Shush

Shush

The Plaza Theatre Green Room is the perfect intimate setting for the latest RAODS’ production of Elaine Murphy’s most recent play Shush – a play commissioned by the celebrated Abbey Theatre in Dublin (The National Theatre of Ireland), which has been a centre of Irish drama and a breeding ground for fine realistic acting for over 100 years. Shush continues in this tradition of ‘naturalism’ where the audience is invited to eavesdrop on the conversations of ordinary people living out their lives. Elaine Murphy is a native of Dublin who first came to prominence with her award winning debut play Little Gem, a story of love and loss in the lives of three Irish women; (Little Gem is a previous RAODS Green Room production). Shush ploughs a similar furrow with the exploration of Irish female relationships in realistic and plausible circumstances with the attendant side effects of contemporary lifestyles; but it does so in a thoroughly entertaining way, with moments of side splitting hilarity.

The central character is Breda and it’s her birthday. Unfortunately, Breda doesn’t feel much like celebrating – she’s in her late 50s, separated from her husband who’s a serial philanderer and has left her for a much younger woman. She has been forced into taking early retirement, as an alternative to redundancy; and her son Colm – the light of her life – lives and works in the USA.
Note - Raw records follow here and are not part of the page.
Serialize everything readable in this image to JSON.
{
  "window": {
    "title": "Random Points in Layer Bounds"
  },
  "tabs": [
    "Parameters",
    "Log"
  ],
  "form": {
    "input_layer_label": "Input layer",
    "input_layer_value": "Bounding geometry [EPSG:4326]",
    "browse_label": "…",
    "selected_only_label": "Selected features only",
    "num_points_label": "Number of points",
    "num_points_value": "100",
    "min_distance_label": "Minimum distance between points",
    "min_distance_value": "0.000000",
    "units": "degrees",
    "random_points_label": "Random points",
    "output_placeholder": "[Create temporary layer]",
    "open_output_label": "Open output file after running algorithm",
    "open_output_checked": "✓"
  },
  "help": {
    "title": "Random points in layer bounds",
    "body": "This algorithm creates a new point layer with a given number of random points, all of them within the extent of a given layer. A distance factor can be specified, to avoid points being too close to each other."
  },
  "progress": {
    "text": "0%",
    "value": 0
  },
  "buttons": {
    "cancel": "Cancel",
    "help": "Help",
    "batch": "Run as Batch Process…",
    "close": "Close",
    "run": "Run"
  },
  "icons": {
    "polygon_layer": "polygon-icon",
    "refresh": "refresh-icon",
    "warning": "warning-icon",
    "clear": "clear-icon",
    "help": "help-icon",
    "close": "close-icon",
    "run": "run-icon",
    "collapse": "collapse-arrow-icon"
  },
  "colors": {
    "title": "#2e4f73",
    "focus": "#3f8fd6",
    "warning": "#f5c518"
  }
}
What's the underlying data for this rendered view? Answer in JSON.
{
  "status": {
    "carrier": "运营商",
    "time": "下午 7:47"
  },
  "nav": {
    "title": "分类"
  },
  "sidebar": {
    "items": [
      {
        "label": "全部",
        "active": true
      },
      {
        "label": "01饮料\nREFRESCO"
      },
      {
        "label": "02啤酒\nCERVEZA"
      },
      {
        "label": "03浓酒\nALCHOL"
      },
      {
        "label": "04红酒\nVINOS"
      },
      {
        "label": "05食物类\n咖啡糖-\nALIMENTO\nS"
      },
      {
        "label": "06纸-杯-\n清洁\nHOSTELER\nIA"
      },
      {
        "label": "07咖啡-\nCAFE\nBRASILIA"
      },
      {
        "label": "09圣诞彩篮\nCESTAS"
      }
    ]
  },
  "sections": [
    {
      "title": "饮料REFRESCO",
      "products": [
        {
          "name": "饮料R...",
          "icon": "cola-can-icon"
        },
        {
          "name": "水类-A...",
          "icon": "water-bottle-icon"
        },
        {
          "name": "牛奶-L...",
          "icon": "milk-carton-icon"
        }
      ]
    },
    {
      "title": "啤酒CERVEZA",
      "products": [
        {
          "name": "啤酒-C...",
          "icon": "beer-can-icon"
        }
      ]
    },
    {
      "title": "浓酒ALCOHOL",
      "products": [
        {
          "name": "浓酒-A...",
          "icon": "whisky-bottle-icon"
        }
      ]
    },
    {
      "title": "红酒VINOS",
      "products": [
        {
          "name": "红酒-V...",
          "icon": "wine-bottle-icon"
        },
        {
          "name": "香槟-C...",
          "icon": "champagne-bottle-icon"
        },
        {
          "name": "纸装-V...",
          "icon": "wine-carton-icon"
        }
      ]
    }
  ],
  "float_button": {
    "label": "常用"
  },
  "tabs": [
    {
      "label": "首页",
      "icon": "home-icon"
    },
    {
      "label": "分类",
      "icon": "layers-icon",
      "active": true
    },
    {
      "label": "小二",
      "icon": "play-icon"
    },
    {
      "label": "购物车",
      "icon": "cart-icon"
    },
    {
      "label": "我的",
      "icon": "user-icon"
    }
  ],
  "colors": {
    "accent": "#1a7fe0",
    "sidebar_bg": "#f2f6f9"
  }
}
In the opening scene, Breda sits alone drinking straight vodka and eating a box of chocolates in her untidy kitchen/living room. There’s an unexpected knock at the front door and two friends, Irene and Marie, plus Marie’s daughter Clare, enter bearing birthday gifts and a bottle of white rum and cola. They are intent on lifting Breda’s spirits with drinks and raucous conversation. Then the trendy and confident Ursula, who lives next door, unexpectedly arrives with a bottle of sparkling wine and a birthday cake. As the drinks start to flow and the conversation develops, we discover the problems facing each of the friends. As bad as things might be for Breda, it would seem she’s not the most desperate member of the group.

The script races along and is so good that the first Act of 45 minutes is over before you know it. The second Act of similar length gallops along with equal impetus. There are moments of pathos and dismay coupled with crude humour and comedy, just as there are in most peoples’ lives. The five characters are all very likeable and familiar – we are all likely to know people like them and their stories might even resonate with our own personal experiences. This is powerful and thought provoking theatre that comes straight out of the top drawer of serious drama.

The acting is superb and faultless. The biographies for the five actors in the programme notes indicate they all have impressive track records and they now have another feather for their caps. Sara Carter, playing Breda, is compelling even before the play begins as she sits downcast and heaving deep sighs in her dirty surroundings waiting for something to happen. She maintains this level of intensity throughout. Jo Barnard is equally convincing as the brash and opinionated Marie. Jo Short gives a perfect understated performance in the role of the quiet and anxious Clare. Chloe Birtles produces a commanding performance of vim and vigour as the glamorous Ursula, before collapsing into a drunken and dishevelled state. And Beverley Siddle is excellent as the lovely Irene and delivers her saucy malapropisms with style.

The whole of the proceedings are framed within an authentic set of an untidy, overcrowded room with grease running down broken kitchen cabinets – reflective of the mindset of the principle character Breda.

Director Georgette Ellison clearly knows how this play should be presented and how the characters are to be projected.

This is another example of quality theatre from RAODS and, although the subject matter might not be for everyone, we would encourage you to see it; though it would seem that the current run which ends on 7 December is already sold out!